- **What is expected**
Scan the records that follow, and whenever a line has the word "MIKSUJ", copy it.

- **Entries provided**
+ + + +

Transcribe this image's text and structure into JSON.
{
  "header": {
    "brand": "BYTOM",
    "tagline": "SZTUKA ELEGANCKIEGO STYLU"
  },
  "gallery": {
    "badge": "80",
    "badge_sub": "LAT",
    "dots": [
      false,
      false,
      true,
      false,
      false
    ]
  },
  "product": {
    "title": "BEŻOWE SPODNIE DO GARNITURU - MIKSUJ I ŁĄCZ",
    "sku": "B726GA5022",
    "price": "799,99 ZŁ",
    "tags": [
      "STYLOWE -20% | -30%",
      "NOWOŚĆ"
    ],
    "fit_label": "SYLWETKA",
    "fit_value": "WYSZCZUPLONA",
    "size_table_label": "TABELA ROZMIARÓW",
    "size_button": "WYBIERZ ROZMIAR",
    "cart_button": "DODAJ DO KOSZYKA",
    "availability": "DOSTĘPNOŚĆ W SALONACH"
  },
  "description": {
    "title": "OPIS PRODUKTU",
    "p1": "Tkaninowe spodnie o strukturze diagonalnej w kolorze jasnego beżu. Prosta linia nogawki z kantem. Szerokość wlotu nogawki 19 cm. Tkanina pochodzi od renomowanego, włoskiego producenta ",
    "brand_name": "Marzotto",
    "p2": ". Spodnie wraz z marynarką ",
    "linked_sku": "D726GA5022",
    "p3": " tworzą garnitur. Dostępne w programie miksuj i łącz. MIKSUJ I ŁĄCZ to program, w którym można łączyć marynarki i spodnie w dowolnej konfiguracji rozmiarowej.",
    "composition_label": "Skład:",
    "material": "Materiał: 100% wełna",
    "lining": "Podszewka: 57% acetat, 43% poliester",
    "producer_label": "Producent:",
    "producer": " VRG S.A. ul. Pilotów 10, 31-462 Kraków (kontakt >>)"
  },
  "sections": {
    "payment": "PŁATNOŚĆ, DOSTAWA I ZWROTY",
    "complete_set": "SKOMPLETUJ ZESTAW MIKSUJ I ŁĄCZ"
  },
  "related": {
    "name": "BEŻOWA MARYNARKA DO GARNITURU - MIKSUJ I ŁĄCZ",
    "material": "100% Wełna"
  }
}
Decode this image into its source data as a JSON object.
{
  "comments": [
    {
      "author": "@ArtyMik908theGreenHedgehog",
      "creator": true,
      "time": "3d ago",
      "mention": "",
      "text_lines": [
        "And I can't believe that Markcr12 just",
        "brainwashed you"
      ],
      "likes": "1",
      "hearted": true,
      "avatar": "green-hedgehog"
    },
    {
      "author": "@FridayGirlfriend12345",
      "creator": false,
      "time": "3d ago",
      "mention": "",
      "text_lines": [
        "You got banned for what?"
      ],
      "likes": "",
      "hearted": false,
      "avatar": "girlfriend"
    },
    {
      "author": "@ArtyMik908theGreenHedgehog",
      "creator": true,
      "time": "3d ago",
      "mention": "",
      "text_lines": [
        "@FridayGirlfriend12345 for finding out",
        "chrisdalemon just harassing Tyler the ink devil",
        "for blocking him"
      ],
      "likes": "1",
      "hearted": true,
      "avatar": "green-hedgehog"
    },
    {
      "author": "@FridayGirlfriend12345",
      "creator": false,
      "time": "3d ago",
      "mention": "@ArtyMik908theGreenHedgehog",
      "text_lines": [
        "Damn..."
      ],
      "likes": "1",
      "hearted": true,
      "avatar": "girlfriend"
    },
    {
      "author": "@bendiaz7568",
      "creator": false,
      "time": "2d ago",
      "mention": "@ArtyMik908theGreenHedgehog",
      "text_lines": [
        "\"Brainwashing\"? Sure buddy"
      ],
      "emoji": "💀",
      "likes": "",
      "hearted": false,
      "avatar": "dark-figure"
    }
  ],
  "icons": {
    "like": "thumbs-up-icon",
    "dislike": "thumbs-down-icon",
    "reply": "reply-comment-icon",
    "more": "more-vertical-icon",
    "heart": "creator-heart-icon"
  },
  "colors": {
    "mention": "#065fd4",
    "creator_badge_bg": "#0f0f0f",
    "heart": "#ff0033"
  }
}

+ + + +

- **Written reply**
    "title": "BEŻOWE SPODNIE DO GARNITURU - MIKSUJ I ŁĄCZ",
    "p3": " tworzą garnitur. Dostępne w programie miksuj i łącz. MIKSUJ I ŁĄCZ to program, w którym można łączyć marynarki i spodnie w dowolnej konfiguracji rozmiarowej.",
    "complete_set": "SKOMPLETUJ ZESTAW MIKSUJ I ŁĄCZ"
    "name": "BEŻOWA MARYNARKA DO GARNITURU - MIKSUJ I ŁĄCZ",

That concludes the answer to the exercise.